My consumption partner, smartypants that he is, thought to ask how the Jarry/Ubu timeline fit in with the Paris World’s Fair. I, of course, was so ignorant I didn’t realize quite how many expositions universelles Paris hosted in the latter half of the nineteenth century (five). The interview between Ubu and his conscience appears in the 1901 almanac, and one of the conscience’s questions is whether Ubu attended the one, presumably, the previous year. This gives him a chance to talk about art:
Tandis que le plus bel objet d’art se banalise dès qu’il est mis à la portée de plusieurs. Je n’ai pas regardé l’Exposition pour la même raison que je n’ai pas l’habitude de lire des manuels vulgarisateurs, vêtir ma gidouille sinon sur mesure, ni de prendre l’omnibus!
Just as the most beautiful work of art becomes common once it’s put within reach of the masses. I didn’t go to the Exposition for the same reason I am not in the habit of reading popularizations, clothing my strumpot off the rack, or taking the bus!
Ubu, is that you? Oh, it is you!
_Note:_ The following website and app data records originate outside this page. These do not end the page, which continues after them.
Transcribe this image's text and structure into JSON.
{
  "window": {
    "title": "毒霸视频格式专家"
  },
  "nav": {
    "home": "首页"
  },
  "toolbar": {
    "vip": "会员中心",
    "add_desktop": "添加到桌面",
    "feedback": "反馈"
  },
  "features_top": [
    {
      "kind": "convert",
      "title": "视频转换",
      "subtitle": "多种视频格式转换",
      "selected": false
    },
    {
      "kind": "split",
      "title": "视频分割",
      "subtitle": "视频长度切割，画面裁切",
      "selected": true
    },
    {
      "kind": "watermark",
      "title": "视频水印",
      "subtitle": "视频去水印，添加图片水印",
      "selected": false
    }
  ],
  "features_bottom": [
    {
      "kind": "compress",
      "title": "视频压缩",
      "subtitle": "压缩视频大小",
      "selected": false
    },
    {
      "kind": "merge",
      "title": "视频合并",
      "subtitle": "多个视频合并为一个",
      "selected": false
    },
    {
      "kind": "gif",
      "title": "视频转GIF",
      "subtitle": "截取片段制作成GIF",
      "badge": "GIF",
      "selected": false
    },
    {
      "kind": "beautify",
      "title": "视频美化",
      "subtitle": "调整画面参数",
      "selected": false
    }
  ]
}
Also, Ubu on language—now this is really good. His conscience asks him whether he isn’t a fan of the latest spelling reform, what with his contrariness, especially in the verbal department:
Ceci est tout différent. Les bougres qui veulent changer l’orthographe ne savent pas et mois je sais. Ils bousculent toute la structure des mots et sous prétexte de simplification les estropient. Moi je les perfectionne et embellis à mon image et à ma ressemblance. J’écris phynance et oneille parce que je pronounce phynance et oneille et surtout pour bien marquer qu’il s’agit de phynance et d’oneilles, spéciales, personnelles, en quantité et qualité telles que personne n’en a, sinon moi; et si l’on n’est pas content, je me mettrai à rédiger nouneilles et pfuinance, et ceux qui réclameront encore ji lon fous à lon pôche!!!
That’s completely different. The guys that want to change the spelling don’t know, and I know. They’re knocking the whole structure of words about, and under the pretext of simplifying things, they’re mangling them. I perfect them and embellish them in my image, to look like me. I write phynance and near [meaning “ear”] because I say phynance and near and above all to show that I’m talking about special, personal phynance and nears, of just such a quantity and quality that only I have; and if people don’t like it, I’ll start writing nouears and pfynance, and anyone who still won’t shut up, I’ll stuffeminmypocket!!!
Rise talked about “construct[ing] an edifice of references in the texts and work[ing] from there to create [an] enchained reality.” The almanacs can only follow from that reality, and their complete reliance on the edifice of Ubuesque references—“his neologisms and set of references (e.g., the pschitt-prefix, his uniquely named weapons, his Palcontents) that he constantly used throughout his fantastical adventures”—is what makes them great, at least from a fan’s perspective. Ubu will not be confined to Poland, or France, or a Turkish galley! His strumpot is larger than the earth, and it sprawls to encompass every last piece of trivia imaginable.
*Sorry, folks, translations all mine this post.